He says: ''It was a good experience, but the most surprising thing is how many other people wanted me to do the same thing for them. In my mind, it's been done, and I'm already thinking about the next thing.''

This capsule collection comprises nine jackets ($4,750) that spell out SURRENDER, 100 T-shirts ($280), patches and zines, and three textile artworks.

DRx says of the collection: ''Our inspiration was a sort of East-meets-West theme.''

The jackets are a testament to this. Made using Asian robes and Western patches, the reversible pieces are an amalgam of about six different items of clothing. He explains: ''Each piece uses about two to three jumpers and two to three robes. They're completely reconstructed into a single jacket, and they're all oneof- a-kind.''

They also tie back to the paintings executed by Thornhill DeWitt, who painted them after the jackets were designed. He says: ''I knew what I wanted to do with them. I work with flowers a lot, and the floral theme is something that holds many different meanings for me.''

The idea of the collaboration started a year ago, but the process itself took about six months, and the most challenging part of that was finding the right materials.

DRx says: ''I go to various places in Los Angeles to find these fabrics, like there's this great flea market in Pasadena, or the Rose Bowl Flea Market. I don't really go to vintage stores anymore. But my inspiration lies in not knowing what I'm going to find there. Seeing a pattern I don't recognise gets the conversation started.''

Quips Thornhill DeWitt: ''Honestly, one of the best places to source vintage clothes is DRx's garage. He's just got so much cool stuff lying around.''
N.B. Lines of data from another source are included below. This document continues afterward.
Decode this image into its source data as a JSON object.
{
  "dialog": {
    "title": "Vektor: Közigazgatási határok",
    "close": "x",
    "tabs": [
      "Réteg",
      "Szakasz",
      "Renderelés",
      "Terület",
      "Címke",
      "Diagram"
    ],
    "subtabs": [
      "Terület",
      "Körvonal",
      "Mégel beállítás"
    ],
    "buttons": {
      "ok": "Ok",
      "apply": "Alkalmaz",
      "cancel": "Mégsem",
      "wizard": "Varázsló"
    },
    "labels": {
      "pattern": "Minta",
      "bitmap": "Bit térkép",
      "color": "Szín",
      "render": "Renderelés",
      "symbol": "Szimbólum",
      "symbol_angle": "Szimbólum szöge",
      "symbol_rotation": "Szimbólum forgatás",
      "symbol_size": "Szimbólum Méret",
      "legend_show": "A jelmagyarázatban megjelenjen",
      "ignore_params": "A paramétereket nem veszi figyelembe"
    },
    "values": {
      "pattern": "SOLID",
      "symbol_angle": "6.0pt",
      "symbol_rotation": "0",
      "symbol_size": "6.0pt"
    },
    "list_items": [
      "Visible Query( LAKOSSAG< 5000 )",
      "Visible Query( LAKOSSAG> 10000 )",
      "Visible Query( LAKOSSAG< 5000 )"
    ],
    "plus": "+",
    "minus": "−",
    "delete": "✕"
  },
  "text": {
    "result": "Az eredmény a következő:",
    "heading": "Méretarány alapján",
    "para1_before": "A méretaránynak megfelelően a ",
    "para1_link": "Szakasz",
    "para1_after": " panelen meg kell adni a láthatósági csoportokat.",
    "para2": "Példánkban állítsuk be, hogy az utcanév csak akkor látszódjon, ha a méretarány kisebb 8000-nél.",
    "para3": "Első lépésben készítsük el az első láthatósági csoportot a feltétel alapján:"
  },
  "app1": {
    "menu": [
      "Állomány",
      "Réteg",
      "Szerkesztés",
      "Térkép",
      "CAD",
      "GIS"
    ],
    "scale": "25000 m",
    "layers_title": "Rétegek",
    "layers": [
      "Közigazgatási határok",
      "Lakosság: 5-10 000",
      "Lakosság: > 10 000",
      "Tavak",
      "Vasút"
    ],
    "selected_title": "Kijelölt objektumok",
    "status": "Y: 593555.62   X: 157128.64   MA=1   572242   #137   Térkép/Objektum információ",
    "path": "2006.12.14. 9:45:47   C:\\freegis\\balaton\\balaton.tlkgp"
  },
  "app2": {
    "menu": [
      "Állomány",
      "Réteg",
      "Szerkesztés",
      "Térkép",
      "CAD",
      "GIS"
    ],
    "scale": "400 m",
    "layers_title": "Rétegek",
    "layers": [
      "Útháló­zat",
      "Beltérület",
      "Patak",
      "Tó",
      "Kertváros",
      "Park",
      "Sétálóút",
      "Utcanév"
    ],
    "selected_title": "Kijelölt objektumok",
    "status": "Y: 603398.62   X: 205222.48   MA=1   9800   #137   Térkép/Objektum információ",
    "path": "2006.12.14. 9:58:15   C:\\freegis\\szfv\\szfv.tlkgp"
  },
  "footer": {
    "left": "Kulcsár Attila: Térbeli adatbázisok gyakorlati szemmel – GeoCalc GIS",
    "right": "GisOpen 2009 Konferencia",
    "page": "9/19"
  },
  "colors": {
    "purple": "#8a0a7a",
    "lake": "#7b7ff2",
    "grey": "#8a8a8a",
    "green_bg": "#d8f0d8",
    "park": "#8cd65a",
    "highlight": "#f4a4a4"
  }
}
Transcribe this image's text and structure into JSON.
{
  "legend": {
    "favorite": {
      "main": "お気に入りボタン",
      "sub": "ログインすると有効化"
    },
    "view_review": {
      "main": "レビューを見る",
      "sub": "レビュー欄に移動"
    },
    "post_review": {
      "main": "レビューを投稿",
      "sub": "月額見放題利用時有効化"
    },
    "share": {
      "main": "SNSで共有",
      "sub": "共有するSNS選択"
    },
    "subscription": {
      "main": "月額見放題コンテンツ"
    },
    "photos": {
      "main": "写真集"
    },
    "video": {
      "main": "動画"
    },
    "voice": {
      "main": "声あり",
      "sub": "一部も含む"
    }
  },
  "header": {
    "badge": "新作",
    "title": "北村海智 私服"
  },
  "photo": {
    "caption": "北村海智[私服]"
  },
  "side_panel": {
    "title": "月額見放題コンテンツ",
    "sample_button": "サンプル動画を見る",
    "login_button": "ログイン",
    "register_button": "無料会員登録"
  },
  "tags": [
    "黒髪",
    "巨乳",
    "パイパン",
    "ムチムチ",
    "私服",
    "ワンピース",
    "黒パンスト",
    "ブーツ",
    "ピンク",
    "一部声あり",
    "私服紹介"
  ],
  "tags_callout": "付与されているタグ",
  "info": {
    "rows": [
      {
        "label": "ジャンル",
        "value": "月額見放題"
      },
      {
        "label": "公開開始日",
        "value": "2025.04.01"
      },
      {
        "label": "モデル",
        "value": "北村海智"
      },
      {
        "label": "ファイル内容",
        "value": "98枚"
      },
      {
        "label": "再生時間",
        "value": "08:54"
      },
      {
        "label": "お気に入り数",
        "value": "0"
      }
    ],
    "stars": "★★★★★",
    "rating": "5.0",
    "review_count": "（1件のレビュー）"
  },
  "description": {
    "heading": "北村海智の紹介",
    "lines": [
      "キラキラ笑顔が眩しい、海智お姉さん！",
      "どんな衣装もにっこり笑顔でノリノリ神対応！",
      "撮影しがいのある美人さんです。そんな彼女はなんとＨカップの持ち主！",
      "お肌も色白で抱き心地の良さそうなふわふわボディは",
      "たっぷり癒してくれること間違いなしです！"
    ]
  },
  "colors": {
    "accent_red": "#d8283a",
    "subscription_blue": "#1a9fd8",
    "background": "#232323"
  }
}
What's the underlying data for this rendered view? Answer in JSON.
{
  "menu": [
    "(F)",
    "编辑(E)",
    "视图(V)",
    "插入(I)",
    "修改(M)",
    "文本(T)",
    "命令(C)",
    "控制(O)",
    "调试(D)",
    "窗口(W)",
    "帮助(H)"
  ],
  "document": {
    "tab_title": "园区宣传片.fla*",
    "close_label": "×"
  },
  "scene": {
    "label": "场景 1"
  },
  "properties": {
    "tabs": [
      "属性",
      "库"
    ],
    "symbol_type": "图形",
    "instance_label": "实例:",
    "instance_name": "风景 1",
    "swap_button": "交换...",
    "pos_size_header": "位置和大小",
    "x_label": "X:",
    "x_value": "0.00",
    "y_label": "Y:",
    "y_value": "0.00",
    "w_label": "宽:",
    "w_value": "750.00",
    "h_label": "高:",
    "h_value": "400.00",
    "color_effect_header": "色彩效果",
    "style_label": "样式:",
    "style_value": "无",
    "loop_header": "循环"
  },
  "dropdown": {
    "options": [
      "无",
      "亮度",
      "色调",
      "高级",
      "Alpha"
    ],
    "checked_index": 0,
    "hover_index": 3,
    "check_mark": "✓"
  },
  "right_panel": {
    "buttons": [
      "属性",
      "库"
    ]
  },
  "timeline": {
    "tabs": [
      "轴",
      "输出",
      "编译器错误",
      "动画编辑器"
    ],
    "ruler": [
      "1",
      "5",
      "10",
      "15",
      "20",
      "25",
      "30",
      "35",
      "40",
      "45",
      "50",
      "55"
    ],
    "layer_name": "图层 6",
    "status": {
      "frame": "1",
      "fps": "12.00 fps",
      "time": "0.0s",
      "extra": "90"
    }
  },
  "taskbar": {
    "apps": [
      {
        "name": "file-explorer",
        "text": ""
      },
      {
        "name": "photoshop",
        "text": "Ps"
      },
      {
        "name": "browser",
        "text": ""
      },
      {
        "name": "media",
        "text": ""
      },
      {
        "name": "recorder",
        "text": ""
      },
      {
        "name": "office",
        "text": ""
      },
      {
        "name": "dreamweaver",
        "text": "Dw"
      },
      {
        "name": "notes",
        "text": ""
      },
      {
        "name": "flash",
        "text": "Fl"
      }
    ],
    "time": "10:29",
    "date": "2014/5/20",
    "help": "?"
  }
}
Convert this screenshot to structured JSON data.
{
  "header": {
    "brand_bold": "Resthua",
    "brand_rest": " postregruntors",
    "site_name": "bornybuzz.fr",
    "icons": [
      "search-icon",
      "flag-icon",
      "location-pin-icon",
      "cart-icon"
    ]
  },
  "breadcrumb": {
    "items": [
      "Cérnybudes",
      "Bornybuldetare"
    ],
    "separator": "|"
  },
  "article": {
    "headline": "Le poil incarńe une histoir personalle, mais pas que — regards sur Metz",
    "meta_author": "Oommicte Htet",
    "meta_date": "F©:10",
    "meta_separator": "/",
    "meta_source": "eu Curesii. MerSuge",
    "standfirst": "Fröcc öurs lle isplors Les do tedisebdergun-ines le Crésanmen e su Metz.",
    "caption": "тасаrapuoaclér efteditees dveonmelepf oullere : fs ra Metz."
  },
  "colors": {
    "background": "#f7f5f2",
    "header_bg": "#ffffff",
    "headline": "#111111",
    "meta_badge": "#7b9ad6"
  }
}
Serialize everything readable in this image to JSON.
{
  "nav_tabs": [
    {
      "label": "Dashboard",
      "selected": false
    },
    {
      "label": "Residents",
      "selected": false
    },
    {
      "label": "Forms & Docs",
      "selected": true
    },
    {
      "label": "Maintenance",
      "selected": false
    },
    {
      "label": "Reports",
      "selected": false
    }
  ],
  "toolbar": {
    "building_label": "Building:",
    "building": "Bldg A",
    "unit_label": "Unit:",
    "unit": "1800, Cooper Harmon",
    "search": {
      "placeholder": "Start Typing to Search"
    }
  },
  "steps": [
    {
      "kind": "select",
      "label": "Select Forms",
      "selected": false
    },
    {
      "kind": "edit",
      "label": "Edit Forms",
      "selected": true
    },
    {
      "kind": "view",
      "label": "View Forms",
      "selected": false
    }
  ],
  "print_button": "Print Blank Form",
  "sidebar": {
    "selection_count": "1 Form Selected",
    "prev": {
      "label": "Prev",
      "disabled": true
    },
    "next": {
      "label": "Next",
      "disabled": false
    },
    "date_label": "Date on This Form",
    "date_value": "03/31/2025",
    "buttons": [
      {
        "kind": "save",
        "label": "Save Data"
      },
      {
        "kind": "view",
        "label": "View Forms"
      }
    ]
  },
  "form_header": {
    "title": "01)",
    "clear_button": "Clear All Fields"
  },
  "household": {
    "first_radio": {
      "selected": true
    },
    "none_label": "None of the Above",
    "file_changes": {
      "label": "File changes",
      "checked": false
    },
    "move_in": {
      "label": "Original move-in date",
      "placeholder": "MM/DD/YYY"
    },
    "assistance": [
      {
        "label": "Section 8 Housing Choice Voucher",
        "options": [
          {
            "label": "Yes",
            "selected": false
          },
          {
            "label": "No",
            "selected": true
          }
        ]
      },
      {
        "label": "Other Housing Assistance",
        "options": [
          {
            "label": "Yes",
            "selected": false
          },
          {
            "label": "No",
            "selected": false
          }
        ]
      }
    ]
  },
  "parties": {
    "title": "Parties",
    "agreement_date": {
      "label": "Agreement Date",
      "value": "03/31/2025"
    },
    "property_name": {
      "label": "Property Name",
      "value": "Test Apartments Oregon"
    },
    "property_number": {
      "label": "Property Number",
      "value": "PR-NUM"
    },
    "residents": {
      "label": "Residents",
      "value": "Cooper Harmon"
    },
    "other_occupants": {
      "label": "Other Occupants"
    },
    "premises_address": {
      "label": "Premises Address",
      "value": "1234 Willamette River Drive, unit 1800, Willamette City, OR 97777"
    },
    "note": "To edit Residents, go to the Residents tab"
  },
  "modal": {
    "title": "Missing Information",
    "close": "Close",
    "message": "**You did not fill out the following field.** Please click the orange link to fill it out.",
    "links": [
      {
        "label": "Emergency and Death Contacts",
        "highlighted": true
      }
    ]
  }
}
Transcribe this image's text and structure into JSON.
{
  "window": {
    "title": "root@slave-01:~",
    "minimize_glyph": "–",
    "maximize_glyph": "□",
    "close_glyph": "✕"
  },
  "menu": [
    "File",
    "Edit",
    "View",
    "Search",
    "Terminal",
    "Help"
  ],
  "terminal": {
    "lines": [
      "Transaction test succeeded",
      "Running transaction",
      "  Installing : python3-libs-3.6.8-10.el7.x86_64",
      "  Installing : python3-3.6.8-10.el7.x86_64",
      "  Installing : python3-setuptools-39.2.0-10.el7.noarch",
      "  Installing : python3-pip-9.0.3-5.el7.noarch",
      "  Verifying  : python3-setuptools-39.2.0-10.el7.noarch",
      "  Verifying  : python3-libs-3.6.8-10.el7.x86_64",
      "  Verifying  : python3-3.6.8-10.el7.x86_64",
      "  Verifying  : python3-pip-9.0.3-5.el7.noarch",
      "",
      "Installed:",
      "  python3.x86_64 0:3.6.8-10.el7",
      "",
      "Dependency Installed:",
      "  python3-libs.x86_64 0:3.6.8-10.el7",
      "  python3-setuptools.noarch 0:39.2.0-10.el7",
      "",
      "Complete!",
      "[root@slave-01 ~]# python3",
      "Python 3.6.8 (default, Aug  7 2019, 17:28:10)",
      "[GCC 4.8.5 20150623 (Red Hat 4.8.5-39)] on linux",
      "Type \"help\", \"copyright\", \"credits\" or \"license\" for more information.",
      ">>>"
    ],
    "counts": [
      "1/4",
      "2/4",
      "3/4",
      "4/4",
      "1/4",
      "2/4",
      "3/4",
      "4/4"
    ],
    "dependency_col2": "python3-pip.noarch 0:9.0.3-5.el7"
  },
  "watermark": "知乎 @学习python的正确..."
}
Check out SRD 268 at 268 Orchard Road, #01-03. For more information, visit